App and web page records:
____________________
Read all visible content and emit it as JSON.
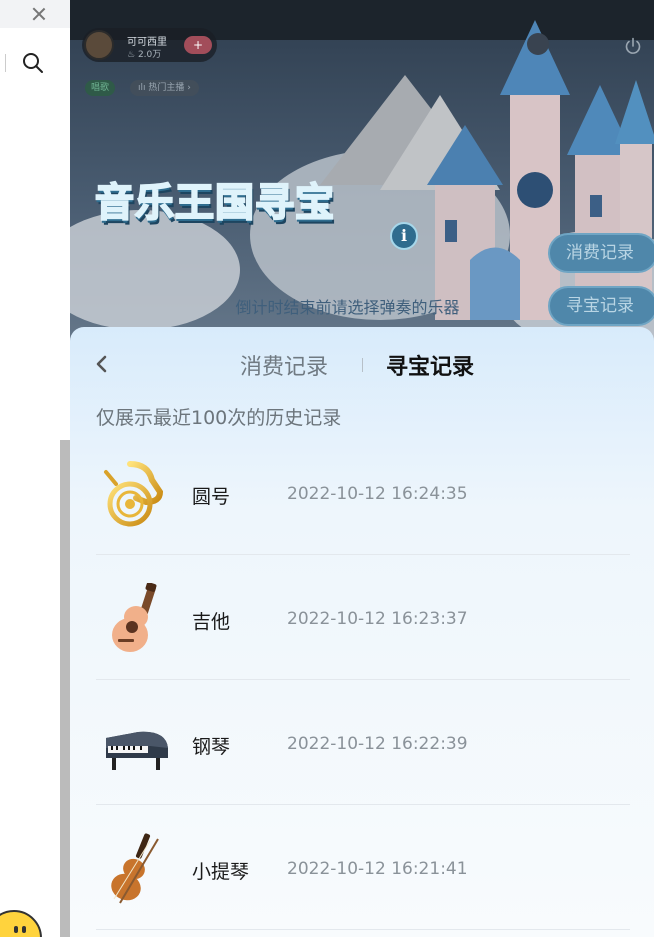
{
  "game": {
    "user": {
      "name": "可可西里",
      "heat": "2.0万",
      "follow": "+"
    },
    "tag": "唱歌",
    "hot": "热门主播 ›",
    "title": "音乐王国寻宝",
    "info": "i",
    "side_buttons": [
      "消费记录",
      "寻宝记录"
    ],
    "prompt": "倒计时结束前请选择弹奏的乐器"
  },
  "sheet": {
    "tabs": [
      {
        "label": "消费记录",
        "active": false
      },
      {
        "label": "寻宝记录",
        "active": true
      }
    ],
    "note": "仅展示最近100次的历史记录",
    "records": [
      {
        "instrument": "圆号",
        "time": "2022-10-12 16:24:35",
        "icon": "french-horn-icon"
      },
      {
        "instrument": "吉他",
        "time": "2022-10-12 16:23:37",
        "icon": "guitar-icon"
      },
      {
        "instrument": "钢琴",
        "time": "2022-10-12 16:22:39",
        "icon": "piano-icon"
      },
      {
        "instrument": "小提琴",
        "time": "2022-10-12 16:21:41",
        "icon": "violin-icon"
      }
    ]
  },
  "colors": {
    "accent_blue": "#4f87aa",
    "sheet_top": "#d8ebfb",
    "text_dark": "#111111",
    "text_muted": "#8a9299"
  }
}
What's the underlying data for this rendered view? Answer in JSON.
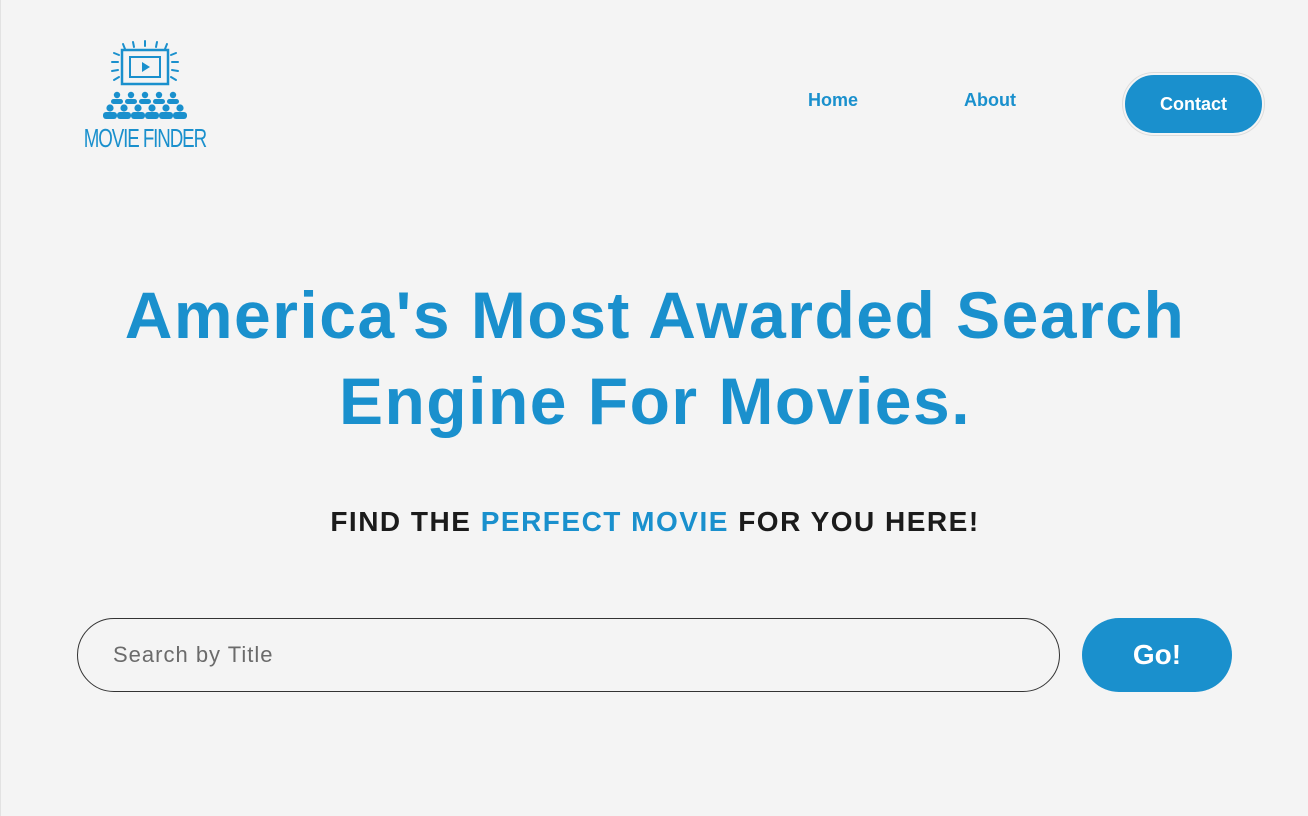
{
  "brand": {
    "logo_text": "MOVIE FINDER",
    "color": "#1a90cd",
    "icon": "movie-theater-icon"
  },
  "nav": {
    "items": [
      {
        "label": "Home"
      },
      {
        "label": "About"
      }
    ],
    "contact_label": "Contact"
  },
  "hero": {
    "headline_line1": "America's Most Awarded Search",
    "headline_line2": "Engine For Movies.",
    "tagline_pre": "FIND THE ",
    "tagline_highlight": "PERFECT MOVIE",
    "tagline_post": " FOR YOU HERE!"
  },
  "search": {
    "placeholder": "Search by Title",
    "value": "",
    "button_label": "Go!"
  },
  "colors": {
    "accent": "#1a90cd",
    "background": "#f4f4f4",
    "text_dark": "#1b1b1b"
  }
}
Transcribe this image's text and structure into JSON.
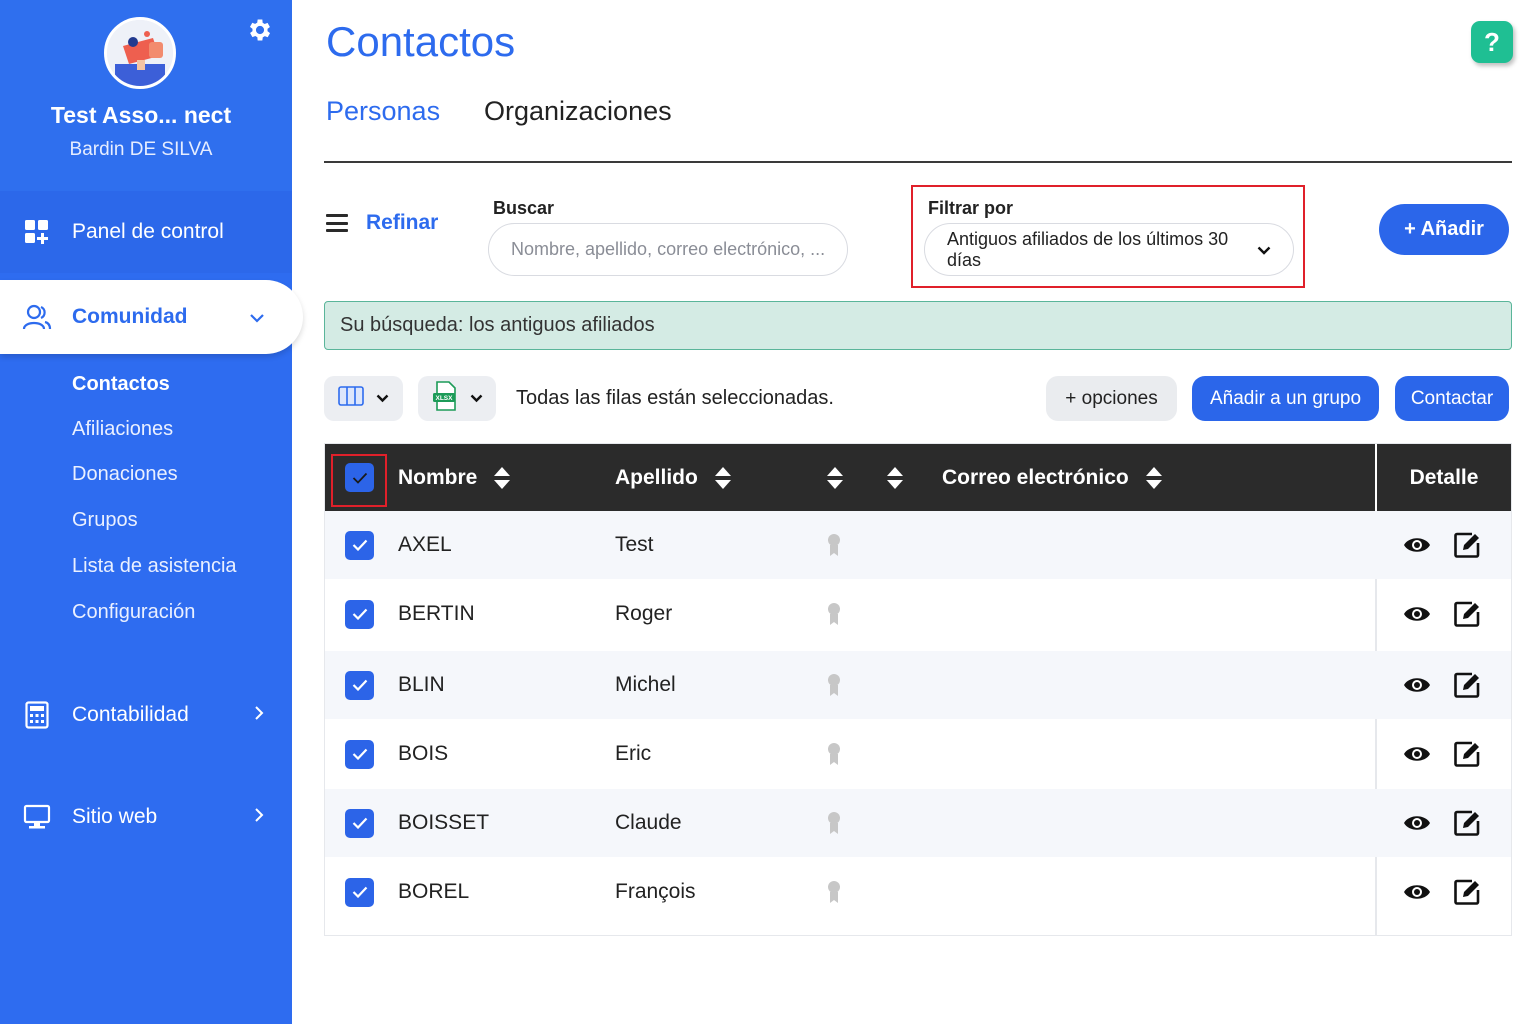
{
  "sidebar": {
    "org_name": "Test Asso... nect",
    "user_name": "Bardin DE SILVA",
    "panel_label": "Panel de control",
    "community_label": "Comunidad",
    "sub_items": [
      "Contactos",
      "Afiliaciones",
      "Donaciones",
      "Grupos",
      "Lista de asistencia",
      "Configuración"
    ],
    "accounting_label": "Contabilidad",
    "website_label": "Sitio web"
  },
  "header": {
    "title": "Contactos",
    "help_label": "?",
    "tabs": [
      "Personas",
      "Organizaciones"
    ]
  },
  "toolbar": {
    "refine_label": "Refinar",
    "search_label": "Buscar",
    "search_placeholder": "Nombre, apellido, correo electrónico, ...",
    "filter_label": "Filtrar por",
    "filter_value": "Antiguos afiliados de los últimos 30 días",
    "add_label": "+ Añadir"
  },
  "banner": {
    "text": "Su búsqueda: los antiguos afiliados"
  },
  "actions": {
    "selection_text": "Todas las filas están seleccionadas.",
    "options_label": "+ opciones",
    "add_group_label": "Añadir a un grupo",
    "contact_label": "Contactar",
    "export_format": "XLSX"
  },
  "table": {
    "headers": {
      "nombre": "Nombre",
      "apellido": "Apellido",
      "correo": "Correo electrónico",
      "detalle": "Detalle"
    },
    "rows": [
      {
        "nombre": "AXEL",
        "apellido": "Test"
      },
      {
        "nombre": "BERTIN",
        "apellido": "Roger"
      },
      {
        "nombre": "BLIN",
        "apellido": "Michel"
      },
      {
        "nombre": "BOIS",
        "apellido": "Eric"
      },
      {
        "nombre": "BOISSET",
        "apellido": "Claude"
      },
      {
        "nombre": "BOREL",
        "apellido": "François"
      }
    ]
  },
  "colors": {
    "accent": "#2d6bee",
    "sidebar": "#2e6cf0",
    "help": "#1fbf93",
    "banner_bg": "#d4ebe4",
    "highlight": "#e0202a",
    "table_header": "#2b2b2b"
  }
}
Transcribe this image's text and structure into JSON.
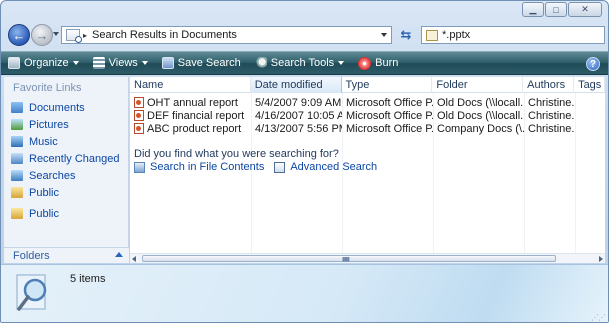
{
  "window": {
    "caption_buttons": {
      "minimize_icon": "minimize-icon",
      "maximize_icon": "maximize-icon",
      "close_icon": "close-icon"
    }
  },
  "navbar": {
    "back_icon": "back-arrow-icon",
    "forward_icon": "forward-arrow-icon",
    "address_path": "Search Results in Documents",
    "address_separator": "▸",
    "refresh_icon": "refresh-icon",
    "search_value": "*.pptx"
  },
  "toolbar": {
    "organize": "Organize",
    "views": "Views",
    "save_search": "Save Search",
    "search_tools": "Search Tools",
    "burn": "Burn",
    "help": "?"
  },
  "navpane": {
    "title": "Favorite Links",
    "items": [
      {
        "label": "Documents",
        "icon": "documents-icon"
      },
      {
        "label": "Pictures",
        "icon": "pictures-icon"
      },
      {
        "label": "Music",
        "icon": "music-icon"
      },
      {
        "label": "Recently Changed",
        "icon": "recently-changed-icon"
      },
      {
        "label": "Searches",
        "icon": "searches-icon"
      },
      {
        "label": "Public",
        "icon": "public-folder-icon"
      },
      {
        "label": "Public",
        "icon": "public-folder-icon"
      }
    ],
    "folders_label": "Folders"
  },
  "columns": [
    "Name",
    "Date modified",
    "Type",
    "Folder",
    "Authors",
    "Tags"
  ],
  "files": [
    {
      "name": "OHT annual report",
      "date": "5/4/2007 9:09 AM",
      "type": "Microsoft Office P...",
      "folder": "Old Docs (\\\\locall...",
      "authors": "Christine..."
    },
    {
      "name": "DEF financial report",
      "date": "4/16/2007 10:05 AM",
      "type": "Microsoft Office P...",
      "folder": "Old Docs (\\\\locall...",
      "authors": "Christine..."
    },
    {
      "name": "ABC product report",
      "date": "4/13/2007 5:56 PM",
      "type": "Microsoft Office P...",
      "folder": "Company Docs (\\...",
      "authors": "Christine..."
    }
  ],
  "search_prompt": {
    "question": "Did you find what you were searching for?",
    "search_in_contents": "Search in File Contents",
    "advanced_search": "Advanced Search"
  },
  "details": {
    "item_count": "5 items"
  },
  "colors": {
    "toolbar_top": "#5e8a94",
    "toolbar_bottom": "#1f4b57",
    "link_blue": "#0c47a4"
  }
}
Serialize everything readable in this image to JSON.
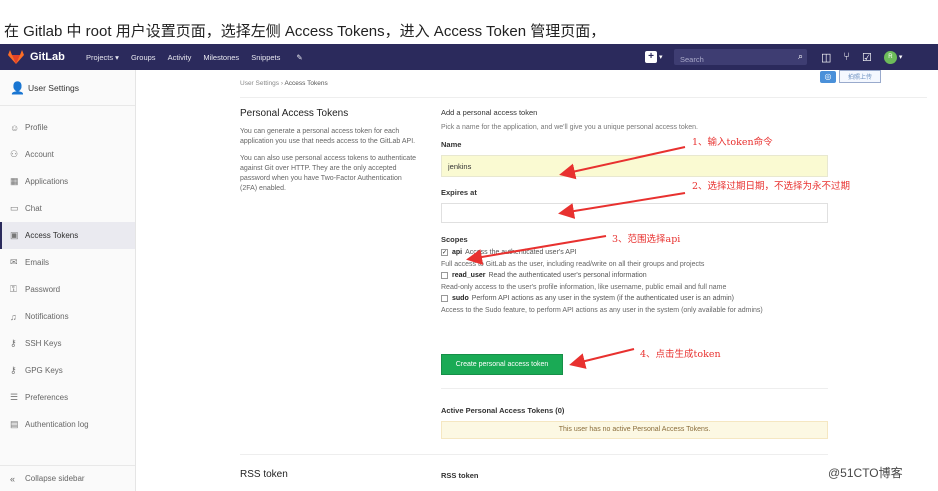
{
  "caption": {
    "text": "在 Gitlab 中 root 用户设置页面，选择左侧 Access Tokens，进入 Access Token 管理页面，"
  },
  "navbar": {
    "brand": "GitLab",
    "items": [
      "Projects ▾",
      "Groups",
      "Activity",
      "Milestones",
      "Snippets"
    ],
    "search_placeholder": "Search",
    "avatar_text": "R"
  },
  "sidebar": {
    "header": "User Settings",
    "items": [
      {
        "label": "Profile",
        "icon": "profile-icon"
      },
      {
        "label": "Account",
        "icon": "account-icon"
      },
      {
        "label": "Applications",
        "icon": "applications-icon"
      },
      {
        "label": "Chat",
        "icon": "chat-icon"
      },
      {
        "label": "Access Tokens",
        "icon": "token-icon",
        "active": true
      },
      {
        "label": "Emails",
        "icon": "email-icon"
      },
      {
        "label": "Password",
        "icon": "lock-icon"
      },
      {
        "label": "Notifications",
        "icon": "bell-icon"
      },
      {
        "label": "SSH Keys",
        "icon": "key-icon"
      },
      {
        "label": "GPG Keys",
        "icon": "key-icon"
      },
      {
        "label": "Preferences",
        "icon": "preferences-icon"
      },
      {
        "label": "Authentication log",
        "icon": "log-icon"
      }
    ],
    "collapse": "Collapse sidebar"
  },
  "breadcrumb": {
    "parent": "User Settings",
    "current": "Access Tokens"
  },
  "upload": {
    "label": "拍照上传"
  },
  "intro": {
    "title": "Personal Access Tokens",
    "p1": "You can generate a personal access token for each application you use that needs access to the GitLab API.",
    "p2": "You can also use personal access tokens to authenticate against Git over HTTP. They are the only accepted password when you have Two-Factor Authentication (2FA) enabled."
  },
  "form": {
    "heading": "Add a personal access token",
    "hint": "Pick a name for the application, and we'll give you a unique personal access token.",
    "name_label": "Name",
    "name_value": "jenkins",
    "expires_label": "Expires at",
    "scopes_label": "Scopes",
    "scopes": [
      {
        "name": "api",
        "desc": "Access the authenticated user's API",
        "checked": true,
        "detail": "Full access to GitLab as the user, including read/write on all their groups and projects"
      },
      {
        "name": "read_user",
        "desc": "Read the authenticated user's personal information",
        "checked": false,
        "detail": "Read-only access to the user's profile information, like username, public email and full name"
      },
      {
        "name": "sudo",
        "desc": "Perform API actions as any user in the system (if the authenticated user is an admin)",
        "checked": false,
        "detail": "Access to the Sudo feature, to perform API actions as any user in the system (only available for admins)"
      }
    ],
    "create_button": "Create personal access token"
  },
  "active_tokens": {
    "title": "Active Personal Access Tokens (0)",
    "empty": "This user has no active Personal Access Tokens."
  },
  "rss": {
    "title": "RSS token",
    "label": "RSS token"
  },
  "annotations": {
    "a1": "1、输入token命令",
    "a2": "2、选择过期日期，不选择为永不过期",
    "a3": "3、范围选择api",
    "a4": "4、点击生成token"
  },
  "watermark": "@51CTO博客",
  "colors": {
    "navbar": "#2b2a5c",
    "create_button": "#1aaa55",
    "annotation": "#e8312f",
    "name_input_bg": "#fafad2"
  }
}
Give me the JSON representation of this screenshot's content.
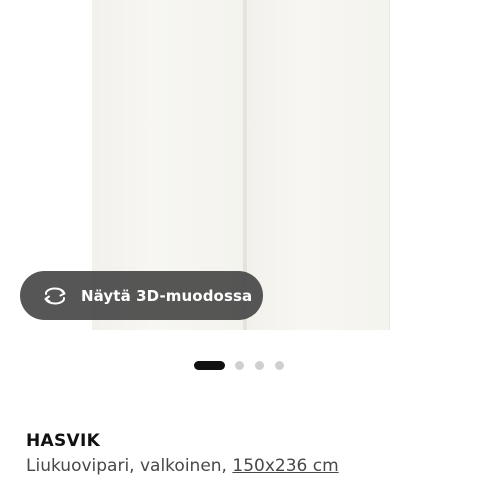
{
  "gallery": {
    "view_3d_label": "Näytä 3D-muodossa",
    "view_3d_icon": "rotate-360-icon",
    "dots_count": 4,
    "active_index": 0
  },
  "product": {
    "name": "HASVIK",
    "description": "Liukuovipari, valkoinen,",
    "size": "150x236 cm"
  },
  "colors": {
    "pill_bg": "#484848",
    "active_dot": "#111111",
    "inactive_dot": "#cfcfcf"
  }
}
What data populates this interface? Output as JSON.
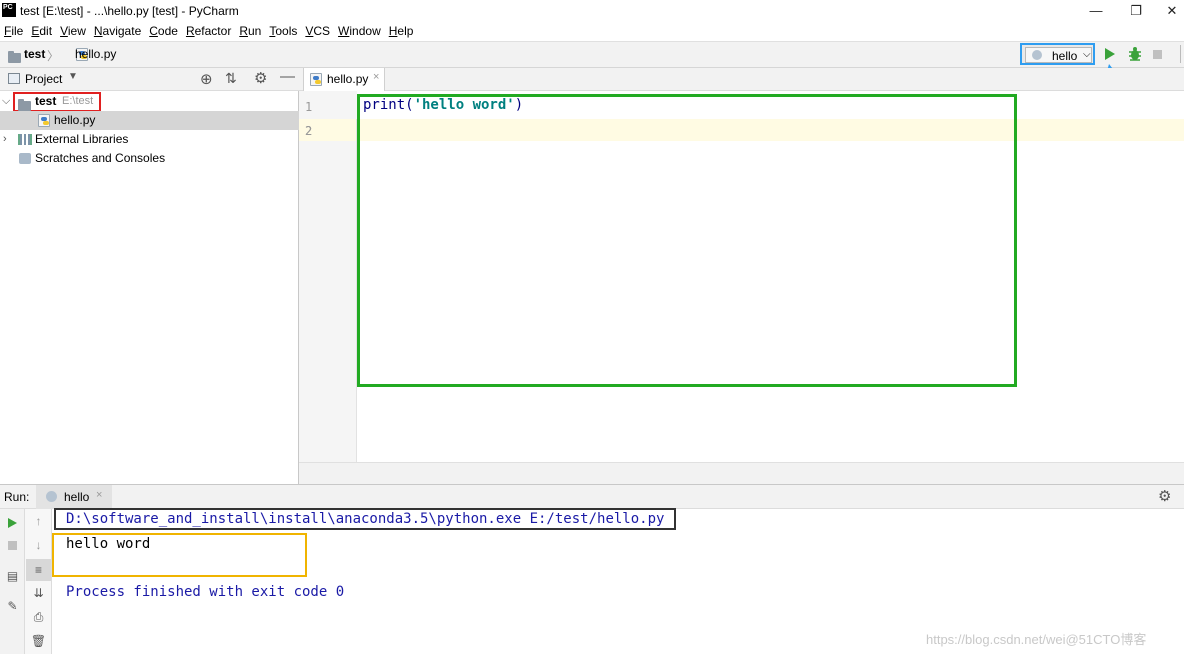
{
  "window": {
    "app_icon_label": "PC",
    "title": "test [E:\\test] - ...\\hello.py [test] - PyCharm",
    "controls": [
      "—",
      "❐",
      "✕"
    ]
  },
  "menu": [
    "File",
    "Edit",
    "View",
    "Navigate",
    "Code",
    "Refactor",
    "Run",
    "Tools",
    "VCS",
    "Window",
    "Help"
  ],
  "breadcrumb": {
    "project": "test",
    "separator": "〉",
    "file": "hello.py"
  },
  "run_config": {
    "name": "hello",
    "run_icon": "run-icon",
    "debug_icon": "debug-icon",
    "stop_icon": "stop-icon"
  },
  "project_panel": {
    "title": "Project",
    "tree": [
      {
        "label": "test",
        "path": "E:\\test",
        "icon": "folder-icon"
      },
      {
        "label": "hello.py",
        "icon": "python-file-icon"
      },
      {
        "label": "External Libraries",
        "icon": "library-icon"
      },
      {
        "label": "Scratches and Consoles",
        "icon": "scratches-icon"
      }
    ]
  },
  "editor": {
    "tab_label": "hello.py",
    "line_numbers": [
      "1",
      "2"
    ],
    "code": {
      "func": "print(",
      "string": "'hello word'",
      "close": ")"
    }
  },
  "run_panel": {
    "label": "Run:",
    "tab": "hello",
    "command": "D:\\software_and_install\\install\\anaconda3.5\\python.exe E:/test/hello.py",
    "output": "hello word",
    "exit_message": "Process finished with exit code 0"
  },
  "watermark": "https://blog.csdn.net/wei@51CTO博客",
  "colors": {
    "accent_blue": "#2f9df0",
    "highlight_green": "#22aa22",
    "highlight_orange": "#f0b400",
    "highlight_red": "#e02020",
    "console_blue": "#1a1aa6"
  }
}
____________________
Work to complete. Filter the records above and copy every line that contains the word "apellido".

Solved exercise.
    "search_placeholder": "Nombre, apellido, correo electrónico, ...",
      "apellido": "Apellido",
        "apellido": "Test"
        "apellido": "Roger"
        "apellido": "Michel"
        "apellido": "Eric"
        "apellido": "Claude"
        "apellido": "François"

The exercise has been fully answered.